**Work to be completed:**
Whenever the string "спящий" appears in a line below, please copy the line out.

Content starts

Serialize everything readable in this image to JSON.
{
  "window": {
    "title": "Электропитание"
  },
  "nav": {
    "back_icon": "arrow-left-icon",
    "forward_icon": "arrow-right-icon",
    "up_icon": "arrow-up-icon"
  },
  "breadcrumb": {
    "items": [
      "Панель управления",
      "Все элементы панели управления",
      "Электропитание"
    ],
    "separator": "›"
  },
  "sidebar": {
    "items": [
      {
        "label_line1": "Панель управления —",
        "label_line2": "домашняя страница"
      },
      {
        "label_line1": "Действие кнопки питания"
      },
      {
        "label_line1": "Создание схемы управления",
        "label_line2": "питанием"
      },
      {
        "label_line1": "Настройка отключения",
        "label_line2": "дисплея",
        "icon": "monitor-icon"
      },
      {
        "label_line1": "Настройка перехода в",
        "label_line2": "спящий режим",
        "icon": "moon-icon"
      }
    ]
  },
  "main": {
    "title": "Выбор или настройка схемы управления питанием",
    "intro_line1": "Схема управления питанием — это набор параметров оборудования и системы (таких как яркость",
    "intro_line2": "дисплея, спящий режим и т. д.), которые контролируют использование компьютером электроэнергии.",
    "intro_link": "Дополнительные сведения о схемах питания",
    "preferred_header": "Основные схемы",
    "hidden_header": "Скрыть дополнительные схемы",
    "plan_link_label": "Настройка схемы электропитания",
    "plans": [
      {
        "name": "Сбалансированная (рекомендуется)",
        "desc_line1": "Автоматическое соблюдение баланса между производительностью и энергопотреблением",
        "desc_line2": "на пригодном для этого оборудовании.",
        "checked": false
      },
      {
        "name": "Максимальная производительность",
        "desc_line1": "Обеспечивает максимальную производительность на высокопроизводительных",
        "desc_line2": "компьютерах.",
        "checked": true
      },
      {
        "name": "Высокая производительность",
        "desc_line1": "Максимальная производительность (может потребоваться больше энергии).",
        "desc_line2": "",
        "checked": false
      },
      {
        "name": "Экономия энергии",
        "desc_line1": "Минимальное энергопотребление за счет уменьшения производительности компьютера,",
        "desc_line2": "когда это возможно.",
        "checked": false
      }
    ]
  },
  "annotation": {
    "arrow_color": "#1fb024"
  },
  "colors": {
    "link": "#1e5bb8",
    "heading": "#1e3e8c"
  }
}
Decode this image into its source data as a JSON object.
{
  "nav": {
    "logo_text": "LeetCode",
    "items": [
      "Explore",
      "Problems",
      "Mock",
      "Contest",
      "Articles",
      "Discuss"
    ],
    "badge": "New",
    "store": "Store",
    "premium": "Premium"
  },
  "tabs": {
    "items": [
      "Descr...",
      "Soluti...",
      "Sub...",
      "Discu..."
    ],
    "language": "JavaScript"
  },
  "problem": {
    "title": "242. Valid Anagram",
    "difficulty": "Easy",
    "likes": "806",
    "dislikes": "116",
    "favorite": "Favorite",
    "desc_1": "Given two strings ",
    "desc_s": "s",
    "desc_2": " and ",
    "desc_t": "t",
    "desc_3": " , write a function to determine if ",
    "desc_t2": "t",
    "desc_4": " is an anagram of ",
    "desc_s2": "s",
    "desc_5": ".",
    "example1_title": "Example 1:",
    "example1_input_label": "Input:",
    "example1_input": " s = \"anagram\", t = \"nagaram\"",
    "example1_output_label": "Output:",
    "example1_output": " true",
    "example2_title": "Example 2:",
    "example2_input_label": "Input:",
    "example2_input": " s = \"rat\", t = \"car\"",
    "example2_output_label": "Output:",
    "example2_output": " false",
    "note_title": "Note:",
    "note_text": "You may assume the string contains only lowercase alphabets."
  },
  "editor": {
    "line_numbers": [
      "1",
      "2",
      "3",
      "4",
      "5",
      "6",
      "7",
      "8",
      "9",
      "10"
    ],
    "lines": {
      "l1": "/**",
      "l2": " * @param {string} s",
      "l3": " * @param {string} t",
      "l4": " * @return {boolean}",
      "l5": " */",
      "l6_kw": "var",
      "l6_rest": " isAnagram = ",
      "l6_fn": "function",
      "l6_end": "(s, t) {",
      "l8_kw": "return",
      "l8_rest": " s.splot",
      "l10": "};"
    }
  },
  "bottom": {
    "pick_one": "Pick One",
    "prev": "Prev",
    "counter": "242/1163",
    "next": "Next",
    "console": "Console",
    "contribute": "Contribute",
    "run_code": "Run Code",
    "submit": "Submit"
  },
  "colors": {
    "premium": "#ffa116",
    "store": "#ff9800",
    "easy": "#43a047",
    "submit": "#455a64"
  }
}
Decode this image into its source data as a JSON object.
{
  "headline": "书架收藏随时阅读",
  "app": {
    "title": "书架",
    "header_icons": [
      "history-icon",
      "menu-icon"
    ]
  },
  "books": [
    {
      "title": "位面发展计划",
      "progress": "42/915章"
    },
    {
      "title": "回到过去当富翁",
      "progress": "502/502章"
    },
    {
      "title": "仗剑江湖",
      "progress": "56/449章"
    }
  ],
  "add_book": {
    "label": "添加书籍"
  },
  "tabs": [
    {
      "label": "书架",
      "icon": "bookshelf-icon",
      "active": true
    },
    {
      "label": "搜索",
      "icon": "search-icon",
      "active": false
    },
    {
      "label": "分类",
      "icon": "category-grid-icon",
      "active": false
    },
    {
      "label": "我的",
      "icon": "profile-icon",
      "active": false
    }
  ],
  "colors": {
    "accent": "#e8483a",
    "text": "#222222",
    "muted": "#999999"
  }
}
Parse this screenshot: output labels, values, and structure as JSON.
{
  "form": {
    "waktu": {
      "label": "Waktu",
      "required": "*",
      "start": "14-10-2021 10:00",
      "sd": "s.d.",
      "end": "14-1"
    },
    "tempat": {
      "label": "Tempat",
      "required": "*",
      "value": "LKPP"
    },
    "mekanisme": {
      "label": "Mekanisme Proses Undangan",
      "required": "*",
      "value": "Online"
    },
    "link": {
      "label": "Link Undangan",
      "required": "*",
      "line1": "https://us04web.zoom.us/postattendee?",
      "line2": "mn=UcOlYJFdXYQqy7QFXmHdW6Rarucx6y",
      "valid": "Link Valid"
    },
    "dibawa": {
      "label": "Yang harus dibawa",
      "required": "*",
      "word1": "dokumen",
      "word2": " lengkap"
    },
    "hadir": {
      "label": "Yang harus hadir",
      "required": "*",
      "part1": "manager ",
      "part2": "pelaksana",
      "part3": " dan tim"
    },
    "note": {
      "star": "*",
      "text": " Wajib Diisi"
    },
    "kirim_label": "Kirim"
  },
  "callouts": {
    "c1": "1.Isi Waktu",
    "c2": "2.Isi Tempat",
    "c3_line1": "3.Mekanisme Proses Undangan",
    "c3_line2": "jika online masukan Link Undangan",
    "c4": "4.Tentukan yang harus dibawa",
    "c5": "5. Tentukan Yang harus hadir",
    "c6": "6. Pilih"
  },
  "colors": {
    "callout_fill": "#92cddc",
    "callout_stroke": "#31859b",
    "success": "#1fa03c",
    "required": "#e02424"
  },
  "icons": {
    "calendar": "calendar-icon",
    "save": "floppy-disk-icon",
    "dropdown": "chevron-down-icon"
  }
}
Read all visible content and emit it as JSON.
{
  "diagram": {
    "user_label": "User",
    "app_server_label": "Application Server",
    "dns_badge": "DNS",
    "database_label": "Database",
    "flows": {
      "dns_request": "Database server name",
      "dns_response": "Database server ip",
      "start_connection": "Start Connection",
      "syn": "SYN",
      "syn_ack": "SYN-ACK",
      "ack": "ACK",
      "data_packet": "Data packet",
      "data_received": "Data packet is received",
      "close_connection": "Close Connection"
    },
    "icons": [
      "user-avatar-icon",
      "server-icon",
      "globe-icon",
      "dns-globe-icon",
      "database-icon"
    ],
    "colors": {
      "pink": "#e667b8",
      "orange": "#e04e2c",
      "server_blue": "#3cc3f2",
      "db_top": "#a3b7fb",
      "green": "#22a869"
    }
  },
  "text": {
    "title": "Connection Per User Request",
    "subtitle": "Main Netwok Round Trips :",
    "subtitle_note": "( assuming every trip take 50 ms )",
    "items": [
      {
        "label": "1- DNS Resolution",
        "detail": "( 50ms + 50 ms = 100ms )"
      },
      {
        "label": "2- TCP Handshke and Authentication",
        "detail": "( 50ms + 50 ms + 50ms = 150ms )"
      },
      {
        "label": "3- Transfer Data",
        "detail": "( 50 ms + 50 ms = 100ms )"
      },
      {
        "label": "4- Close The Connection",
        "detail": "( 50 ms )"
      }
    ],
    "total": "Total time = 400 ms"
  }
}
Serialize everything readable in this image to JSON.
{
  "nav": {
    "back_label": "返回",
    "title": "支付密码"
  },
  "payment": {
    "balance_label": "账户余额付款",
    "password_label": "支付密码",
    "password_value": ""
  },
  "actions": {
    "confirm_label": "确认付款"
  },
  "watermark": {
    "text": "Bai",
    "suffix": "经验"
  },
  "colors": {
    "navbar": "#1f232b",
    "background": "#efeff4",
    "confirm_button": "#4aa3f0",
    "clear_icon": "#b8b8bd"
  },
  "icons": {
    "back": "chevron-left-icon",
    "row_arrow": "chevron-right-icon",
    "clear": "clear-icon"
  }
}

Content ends

**Task solution:**
        "label_line2": "спящий режим",
    "intro_line2": "дисплея, спящий режим и т. д.), которые контролируют использование компьютером электроэнергии.",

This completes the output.